As the Cardinals rallied five times from deficits, including twice being down to their final strike, they paved the way to Freese's extra-base jolts with incremental baseball. Kyle Lohse punched a sacrifice bunt in the 10th inning that moved the tying run into scoring position. In his first at-bat as a replacement for Matt Holliday, Allen Craig had a solo homer that inched the Cardinals back from a three-run deficit. Albert Pujols, if anything he does can be lost in the shuffle, cracked a double in the ninth inning to spur the Cardinals' first rally. Jake Westbrook pitched the first scoreless frame of extra innings to give the Cardinals a chance to win the game and not, for the first time, erase a deficit.
And Jay and Daniel Descalso, two October rookies, had four hits in their final four at-bats, including a hit apiece off a lefty to spark the 10th inning rally.
"You had to take all of the things that factored into the win," Descalso said. "It took almost the whole 25-man roster to survive and to come back and to come back again and then, finally, go ahead. A lot of little things happened."
Jay and Descalso had the biggest of those little things.
In the 10th inning, Texas manager Ron Washington went to veteran Darren Oliver to replace closer Neftali Feliz and, specifically, erase the two young lefthanded hitters the Cardinals had coming up to lead off the inning. The Rangers held a two-run lead, 9-7, on the strength of Josh Hamilton's two-run homer, and they were three outs away from the franchise's first World Series championship.
Oliver held lefties to a .227 average during this past season, and he struck out one out of every four he faced. Descalso batted .190 against lefties this season. Jay fared much better — .287 average against lefties — but has struggled mightily through this postseason. He took a one-for-17 World Series into his at-bat against Oliver.
"If you watch us play, if you watch what Dan did, he has been clutch as anybody on our club," manager Tony La Russa said. "He's just been a real clutch, winning player. ... And Jon, I mean, he's in a struggle right now but against lefthanders ... he's a tough out against them. We were fortunate we had a couple of guys who were going to compete and make something happen."
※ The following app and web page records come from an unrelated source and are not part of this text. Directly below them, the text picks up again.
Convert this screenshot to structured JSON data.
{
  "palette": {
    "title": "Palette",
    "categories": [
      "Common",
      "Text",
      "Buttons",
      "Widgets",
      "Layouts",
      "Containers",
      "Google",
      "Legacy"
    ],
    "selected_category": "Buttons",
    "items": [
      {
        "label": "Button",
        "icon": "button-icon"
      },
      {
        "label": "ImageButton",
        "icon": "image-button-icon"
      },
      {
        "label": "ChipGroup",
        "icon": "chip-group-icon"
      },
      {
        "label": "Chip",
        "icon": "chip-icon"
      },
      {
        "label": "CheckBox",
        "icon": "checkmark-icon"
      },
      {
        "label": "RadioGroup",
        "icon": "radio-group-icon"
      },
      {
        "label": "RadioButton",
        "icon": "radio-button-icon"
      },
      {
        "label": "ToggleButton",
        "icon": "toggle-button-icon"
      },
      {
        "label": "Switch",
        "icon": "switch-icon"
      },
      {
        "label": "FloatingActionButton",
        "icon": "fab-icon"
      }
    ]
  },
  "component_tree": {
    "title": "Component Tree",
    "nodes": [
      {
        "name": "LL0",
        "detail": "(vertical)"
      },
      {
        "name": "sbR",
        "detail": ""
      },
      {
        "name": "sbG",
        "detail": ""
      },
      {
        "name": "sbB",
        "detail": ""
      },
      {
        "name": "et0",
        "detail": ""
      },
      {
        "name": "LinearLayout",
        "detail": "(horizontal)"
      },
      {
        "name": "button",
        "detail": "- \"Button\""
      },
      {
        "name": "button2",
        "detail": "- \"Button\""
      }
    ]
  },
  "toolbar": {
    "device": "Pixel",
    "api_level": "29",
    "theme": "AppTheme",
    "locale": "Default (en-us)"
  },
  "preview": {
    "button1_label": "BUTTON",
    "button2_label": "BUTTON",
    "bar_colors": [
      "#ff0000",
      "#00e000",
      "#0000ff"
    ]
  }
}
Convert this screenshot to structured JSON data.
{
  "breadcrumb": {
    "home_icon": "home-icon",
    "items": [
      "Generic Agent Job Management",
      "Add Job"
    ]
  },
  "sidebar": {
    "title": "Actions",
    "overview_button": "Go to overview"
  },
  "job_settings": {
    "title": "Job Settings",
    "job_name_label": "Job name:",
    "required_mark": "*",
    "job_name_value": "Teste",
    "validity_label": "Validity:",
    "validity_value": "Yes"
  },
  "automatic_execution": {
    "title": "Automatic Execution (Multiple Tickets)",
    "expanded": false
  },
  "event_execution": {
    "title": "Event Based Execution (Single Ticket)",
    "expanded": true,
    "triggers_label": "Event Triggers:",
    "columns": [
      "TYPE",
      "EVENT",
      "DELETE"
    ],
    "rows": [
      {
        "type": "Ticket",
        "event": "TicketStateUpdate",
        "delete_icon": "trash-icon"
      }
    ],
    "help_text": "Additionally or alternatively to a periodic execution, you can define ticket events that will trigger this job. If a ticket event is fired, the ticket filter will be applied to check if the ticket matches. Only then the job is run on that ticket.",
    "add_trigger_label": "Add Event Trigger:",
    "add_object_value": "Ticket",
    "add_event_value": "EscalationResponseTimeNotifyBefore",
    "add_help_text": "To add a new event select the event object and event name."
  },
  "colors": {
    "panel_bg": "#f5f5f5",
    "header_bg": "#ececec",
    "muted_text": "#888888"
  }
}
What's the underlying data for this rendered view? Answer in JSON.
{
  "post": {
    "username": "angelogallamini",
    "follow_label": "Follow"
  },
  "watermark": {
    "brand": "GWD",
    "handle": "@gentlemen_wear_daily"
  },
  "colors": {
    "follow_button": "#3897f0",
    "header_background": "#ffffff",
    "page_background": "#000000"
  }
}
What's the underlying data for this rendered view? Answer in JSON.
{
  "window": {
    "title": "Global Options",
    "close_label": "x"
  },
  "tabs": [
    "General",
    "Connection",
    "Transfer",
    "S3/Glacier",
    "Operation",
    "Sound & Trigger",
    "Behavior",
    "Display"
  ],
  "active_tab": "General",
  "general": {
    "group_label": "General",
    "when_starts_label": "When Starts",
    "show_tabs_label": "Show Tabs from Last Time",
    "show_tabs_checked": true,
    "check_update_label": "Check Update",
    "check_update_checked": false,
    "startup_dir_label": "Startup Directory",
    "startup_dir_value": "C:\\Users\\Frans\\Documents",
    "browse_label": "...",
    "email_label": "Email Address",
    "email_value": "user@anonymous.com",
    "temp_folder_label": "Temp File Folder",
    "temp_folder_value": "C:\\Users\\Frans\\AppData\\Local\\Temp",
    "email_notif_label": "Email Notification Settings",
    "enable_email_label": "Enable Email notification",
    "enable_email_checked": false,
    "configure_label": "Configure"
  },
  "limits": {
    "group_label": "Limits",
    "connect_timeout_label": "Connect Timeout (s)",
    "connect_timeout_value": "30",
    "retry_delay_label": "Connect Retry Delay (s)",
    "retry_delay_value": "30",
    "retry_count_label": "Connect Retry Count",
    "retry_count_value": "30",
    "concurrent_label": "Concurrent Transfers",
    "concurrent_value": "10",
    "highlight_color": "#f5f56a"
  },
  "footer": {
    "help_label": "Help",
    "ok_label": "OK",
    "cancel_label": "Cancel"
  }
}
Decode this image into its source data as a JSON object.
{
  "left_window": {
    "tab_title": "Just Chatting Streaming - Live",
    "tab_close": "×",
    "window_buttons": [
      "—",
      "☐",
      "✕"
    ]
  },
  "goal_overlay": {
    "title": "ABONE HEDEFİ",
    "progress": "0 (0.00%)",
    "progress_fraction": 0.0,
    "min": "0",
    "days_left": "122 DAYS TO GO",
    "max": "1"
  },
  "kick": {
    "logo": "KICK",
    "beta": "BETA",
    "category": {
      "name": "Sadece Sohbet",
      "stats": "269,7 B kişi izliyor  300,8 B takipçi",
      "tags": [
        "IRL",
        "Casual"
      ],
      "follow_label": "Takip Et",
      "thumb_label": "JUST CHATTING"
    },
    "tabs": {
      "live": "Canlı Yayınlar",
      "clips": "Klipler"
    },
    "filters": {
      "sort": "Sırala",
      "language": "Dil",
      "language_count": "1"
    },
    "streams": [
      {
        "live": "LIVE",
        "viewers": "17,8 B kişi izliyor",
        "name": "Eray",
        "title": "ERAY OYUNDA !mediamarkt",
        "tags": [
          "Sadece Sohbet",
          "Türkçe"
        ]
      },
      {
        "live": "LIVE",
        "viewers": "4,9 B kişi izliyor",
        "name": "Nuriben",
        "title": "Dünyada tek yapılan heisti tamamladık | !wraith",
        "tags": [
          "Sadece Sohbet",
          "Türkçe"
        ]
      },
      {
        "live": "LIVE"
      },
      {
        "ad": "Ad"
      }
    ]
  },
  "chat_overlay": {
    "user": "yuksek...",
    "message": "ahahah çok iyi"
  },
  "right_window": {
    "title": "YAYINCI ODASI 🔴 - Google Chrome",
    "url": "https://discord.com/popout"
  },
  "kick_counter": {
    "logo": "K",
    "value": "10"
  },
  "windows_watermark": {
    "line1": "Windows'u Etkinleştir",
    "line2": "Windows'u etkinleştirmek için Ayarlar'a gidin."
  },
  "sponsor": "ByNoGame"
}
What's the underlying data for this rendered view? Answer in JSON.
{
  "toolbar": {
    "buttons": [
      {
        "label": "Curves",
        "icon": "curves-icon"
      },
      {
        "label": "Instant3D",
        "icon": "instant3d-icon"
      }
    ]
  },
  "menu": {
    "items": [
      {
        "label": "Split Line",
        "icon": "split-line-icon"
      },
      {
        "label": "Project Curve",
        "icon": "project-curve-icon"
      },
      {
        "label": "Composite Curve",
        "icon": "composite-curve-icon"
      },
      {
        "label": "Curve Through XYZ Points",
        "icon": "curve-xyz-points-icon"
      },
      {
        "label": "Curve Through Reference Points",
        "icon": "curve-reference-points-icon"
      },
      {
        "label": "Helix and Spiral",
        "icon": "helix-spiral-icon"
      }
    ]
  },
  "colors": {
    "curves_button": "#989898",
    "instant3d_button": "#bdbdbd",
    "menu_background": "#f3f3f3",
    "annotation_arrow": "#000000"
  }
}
Descalso led off the 10th inning and after getting ahead in the count 2-1, he fouled off four consecutive pitches from Oliver before lashing a single to right field.
Jay followed with an 0-1 lofted single to left.
"I've had to do that a lot this year," said Descalso, who had a series of late-and-close base hits in middle of the regular season. "It's not like it's something that's new to me. I'm comfortable in that role coming off the bench. I'm ready to play in that situation. I know to have a short, compact swing and get a good pitch to swing."
With those two lefties on base, Edwin Jackson went to the plate. La Russa hadn't expected to have him announced and quickly had to burn him to get the bat in Lohse's hand. A better bunter, Lohse spied that the Rangers' corners were crashing from their positions. On the second pitch he saw from Oliver, Lohse tried to shove his bunt past the onrushing third baseman Adrian Beltre. He got it in the air, but past Beltre's glove to move Jay and Descalso ahead.
"If you push it too hard you're going to get a double play there, at least," La Russa said. "That's what keeps bunt defenses honest is a guy like that."
Descalso scored on Ryan Theriot's groundout, and Jay followed him home when Lance Berkman lined a two-strike base hit to center. That tied the game and set the stage.
Descalso and Jay didn't start the game. Lohse had only one appearance in the game. Yet, combined they had four hits and one key bunt that led the game to Freese's eventual winner.
That was the gist of his texts with Jay.
The power means little without the prelude.
"Those four (at-bats) right there," Freese said. "Hamilton hits the home run, then this happens, that happens, and they're not throwaway (at-bats), but if you don't get a hit, you know where things are going. In that situation, coming off the bench like they did — anybody who has played the game knows how hard it is to come off the bench in that situation. It is borderline impossible to get something going there, and they did it twice."